Data for analysis Start Marker
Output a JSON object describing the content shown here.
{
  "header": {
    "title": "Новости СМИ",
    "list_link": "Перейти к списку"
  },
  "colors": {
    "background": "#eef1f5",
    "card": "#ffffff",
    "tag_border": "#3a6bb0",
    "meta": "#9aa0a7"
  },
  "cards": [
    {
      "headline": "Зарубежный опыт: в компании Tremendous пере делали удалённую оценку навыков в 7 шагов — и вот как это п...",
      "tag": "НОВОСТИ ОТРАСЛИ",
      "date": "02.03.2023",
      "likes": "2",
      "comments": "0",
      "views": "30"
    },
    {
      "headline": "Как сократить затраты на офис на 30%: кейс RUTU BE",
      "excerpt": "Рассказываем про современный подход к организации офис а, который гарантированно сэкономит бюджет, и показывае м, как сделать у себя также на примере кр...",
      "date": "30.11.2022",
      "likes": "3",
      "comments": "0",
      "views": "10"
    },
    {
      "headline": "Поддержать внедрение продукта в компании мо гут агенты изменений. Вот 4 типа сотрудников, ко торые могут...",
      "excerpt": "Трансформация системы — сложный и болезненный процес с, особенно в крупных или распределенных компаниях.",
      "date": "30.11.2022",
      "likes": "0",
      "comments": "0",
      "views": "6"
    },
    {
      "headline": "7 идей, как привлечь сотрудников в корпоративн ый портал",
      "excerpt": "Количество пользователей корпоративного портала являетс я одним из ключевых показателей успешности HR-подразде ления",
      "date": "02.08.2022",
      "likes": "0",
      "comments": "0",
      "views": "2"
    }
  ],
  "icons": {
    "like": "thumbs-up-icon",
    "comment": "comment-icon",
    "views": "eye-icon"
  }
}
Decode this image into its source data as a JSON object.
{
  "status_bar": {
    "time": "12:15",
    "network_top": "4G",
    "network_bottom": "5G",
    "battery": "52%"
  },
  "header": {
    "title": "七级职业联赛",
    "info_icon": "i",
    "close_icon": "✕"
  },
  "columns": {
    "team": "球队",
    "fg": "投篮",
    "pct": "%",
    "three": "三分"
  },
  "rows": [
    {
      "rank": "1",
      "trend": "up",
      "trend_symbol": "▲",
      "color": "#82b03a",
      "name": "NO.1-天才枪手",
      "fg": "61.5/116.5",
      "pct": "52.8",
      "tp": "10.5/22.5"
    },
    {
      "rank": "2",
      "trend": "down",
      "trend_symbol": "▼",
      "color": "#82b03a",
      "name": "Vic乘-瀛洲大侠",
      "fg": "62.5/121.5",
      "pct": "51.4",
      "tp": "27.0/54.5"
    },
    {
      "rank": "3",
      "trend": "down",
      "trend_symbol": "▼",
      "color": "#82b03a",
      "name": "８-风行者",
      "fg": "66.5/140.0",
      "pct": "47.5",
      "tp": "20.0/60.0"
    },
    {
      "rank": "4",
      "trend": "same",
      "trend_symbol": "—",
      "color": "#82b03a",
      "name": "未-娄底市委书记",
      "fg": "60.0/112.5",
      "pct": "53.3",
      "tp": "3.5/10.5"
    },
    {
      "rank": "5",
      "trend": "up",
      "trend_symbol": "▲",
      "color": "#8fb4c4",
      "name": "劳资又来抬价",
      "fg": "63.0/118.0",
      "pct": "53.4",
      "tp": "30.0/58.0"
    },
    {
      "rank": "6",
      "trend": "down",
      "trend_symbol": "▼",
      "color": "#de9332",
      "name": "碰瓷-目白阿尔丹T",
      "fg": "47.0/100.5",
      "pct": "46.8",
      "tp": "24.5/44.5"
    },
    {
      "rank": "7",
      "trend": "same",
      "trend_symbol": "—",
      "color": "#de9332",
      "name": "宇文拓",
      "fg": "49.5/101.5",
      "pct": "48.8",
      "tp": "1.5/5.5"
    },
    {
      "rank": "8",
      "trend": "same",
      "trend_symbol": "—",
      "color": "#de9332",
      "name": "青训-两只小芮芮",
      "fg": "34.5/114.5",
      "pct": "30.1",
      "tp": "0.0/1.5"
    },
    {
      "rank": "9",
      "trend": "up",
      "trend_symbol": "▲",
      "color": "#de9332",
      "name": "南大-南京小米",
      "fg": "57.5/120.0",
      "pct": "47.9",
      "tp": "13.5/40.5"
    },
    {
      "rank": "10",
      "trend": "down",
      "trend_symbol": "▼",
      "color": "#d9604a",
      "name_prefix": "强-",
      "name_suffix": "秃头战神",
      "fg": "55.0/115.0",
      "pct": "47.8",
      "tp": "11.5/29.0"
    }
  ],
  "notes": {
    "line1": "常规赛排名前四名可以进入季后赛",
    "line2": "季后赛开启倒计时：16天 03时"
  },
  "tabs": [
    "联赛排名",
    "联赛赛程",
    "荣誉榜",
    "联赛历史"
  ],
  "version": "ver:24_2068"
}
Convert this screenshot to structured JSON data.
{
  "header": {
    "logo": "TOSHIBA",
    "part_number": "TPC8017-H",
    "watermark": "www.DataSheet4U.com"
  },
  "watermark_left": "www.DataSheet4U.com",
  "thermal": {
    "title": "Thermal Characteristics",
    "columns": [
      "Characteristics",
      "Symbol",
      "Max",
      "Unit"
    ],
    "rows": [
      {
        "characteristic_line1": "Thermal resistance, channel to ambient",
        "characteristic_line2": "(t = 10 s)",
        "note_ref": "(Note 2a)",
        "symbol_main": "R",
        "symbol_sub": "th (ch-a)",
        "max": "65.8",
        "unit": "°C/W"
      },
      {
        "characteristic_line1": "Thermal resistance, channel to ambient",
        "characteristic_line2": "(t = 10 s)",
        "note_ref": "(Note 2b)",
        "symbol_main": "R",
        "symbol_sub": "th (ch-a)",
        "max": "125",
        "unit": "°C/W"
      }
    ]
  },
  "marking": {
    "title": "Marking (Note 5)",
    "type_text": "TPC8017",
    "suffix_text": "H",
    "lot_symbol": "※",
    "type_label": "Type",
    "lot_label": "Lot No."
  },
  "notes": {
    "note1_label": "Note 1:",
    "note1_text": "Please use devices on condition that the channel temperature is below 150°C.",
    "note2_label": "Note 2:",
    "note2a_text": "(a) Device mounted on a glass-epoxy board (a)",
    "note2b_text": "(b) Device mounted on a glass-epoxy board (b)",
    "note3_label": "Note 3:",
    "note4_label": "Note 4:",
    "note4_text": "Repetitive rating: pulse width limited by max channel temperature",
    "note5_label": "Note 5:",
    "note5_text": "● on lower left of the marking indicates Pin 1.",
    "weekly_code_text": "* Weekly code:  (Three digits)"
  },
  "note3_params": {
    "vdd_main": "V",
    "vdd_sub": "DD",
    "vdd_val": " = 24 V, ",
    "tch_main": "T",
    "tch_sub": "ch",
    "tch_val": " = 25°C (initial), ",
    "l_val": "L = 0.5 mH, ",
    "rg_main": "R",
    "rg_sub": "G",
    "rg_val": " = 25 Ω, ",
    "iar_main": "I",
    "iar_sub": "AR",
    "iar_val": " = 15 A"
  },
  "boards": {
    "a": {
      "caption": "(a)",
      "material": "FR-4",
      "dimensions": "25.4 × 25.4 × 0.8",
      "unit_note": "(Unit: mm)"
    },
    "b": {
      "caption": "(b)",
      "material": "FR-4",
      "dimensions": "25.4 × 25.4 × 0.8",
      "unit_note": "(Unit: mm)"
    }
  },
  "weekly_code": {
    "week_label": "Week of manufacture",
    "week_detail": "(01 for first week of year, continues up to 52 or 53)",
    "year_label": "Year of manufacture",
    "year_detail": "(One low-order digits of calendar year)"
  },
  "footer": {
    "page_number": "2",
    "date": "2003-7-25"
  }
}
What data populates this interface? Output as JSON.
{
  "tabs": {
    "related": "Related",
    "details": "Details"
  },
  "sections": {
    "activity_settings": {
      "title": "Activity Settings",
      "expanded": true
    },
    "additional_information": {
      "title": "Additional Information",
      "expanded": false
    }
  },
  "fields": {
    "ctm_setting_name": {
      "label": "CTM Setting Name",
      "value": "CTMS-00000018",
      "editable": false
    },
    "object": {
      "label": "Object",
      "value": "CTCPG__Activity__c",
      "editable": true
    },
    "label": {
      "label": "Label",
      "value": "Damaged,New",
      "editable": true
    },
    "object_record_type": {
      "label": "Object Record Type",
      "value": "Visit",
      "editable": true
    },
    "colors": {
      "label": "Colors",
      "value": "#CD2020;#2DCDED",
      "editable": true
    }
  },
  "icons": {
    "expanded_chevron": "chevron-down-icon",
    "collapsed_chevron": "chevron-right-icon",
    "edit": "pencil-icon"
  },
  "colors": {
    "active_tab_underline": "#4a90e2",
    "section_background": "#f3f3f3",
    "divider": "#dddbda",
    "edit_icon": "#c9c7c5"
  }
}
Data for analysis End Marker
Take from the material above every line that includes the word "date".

**Answer space:**
      "date": "02.03.2023",
      "date": "30.11.2022",
      "date": "30.11.2022",
      "date": "02.08.2022",
    "date": "2003-7-25"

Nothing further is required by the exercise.